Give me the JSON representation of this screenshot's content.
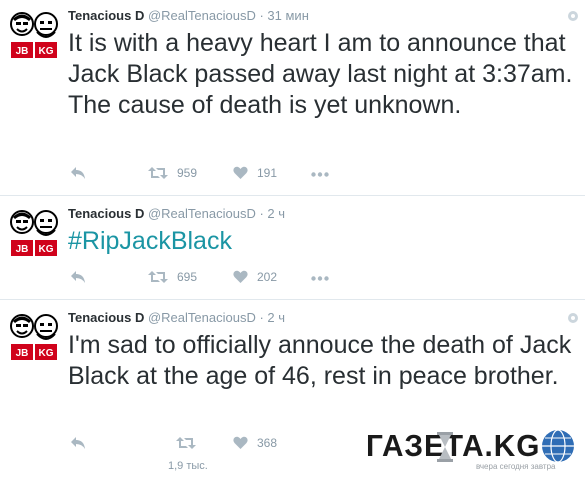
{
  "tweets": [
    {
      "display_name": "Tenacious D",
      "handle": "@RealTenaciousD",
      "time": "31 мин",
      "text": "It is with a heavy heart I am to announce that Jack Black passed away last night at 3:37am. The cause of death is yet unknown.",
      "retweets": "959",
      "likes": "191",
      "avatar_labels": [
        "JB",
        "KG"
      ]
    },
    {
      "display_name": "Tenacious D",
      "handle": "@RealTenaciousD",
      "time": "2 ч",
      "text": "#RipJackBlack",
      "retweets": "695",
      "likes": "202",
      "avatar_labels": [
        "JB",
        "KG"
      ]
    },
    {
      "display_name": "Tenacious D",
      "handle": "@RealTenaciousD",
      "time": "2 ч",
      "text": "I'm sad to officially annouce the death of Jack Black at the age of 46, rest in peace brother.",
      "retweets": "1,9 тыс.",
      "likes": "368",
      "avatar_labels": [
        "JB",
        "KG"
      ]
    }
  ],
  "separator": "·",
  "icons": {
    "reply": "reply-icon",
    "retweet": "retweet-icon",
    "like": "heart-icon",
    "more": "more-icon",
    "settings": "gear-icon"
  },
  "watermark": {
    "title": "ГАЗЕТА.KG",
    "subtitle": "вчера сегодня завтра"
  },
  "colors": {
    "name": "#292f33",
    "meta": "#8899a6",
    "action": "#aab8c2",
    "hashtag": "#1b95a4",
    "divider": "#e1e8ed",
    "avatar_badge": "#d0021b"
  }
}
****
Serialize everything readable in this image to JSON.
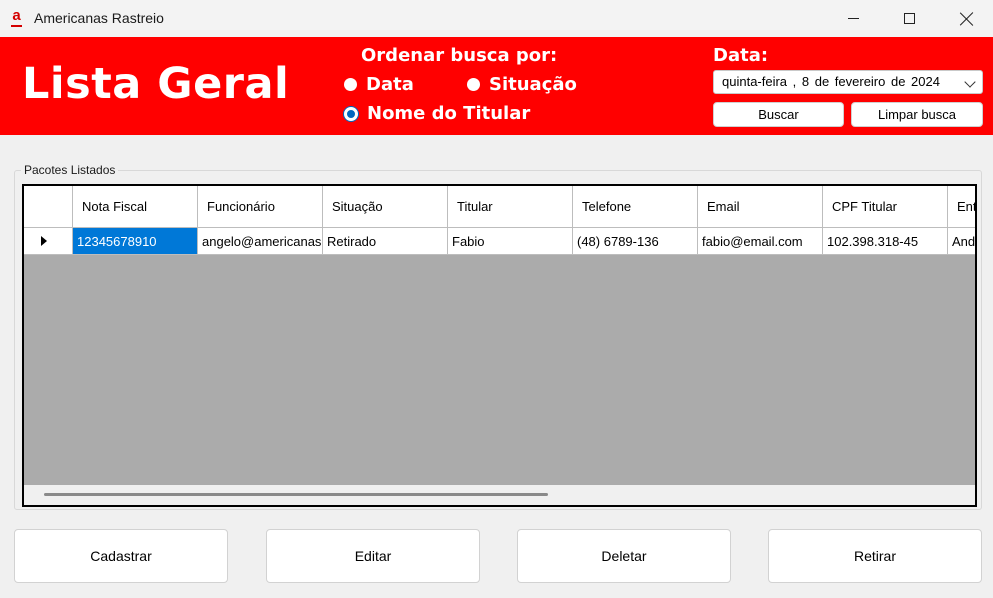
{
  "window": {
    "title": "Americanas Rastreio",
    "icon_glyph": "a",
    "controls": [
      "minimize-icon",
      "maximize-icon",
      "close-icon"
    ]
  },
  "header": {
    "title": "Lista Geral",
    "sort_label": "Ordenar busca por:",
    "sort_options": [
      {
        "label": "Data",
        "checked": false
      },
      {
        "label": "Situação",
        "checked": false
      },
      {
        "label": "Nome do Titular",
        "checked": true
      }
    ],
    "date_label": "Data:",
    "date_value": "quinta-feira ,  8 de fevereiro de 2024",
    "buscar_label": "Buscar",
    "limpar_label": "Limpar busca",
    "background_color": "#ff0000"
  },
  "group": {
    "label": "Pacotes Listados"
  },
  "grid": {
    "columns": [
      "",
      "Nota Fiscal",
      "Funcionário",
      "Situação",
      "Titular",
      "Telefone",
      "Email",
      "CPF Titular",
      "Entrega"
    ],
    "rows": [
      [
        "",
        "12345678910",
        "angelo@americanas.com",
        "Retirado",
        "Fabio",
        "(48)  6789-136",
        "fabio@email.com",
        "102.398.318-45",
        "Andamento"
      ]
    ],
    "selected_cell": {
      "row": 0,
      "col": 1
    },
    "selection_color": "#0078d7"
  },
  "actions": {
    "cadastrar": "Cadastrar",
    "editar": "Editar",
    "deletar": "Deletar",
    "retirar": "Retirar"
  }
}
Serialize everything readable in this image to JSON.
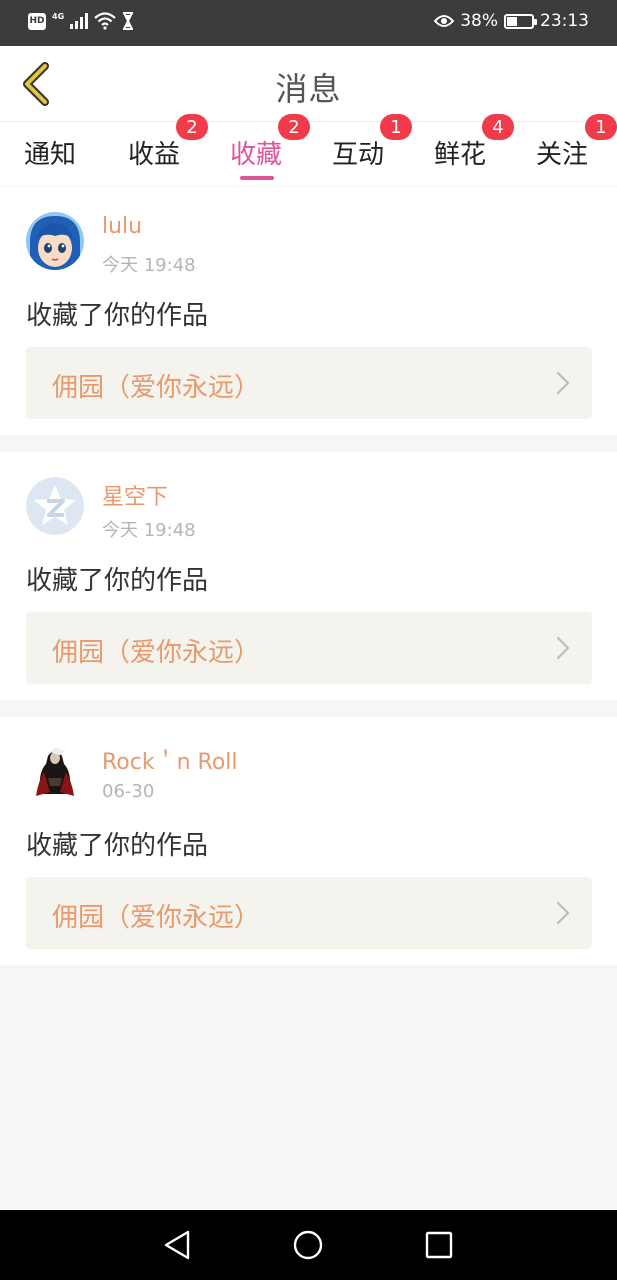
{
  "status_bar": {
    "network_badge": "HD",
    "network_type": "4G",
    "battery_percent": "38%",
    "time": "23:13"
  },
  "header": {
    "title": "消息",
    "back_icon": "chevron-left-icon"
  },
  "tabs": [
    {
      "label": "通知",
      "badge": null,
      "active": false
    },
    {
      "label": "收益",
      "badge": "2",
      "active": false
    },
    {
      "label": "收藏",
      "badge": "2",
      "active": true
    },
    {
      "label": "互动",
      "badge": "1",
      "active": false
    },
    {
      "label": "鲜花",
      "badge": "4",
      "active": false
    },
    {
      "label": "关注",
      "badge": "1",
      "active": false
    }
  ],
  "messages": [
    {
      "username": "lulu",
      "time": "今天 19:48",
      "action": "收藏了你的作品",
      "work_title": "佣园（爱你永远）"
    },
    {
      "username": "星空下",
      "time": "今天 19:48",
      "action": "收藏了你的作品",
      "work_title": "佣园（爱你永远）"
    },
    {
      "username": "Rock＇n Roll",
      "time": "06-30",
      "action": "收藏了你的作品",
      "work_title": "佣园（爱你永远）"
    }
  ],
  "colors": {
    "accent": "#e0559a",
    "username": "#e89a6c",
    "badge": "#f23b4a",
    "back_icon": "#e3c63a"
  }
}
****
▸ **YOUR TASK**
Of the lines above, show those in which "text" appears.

▸ **WORKED SOLUTION**
      "text": "It is with a heavy heart I am to announce that Jack Black passed away last night at 3:37am. The cause of death is yet unknown.",
      "text": "#RipJackBlack",
      "text": "I'm sad to officially annouce the death of Jack Black at the age of 46, rest in peace brother.",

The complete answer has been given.